● **INFORMATION**:
Content starts

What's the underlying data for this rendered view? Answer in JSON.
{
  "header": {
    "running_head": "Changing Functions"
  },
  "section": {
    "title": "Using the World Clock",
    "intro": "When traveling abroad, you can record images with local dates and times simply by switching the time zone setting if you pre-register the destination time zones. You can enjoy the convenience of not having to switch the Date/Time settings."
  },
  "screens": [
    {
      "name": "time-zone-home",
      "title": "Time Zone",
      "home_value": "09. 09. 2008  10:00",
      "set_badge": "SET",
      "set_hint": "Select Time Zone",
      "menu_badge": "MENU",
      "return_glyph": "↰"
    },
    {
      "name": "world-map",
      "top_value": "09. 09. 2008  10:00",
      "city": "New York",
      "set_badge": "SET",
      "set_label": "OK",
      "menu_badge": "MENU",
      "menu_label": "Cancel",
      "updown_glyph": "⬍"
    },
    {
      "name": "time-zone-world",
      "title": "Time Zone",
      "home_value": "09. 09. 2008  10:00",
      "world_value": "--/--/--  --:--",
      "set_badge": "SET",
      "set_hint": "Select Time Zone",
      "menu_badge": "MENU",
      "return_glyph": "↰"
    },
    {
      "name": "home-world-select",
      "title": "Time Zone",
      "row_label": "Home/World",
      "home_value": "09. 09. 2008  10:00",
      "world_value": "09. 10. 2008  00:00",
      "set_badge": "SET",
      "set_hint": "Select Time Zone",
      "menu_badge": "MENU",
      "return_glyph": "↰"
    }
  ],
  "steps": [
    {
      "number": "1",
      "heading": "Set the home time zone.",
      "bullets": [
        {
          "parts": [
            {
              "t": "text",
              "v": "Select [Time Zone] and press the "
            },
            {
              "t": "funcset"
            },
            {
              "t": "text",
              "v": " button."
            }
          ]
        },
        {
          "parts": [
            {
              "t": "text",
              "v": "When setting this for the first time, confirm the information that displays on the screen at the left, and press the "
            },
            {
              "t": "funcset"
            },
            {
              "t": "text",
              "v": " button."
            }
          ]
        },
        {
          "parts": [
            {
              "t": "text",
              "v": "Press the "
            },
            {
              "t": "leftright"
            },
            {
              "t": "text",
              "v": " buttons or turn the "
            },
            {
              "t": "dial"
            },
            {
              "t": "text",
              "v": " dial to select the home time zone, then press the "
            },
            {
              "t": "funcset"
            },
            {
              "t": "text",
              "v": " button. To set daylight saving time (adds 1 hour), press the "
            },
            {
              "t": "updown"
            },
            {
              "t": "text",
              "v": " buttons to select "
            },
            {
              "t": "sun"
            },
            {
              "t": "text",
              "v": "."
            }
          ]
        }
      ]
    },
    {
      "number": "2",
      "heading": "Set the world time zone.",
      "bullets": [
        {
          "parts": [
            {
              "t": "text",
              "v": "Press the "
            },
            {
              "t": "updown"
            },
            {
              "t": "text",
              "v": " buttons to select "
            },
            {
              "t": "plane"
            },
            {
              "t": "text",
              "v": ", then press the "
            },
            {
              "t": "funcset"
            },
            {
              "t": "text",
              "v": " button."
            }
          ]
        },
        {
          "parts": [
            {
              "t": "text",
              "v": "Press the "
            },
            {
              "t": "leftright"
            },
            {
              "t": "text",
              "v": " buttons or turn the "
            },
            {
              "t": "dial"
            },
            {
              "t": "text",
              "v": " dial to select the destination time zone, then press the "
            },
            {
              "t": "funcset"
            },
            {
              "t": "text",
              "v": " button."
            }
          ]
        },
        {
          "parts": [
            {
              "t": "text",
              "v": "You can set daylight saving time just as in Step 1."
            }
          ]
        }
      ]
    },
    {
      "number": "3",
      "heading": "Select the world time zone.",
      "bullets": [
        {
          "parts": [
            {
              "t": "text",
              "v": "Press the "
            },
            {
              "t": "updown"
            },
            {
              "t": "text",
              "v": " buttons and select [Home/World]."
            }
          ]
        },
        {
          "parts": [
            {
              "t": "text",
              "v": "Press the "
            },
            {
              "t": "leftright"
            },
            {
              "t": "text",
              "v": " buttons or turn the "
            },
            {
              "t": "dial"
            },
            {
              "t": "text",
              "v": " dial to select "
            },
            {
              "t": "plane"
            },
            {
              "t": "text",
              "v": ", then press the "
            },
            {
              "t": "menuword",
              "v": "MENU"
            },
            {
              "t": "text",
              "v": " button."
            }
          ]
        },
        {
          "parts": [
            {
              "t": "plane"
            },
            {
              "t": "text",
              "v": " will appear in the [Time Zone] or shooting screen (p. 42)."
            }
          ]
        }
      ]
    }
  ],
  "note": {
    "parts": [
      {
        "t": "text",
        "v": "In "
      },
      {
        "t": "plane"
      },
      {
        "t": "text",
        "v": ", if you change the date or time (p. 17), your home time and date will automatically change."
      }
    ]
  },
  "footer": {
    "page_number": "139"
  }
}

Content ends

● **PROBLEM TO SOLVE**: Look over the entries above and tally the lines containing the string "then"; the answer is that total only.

● **SOLUTION FOR THIS TASK**: 4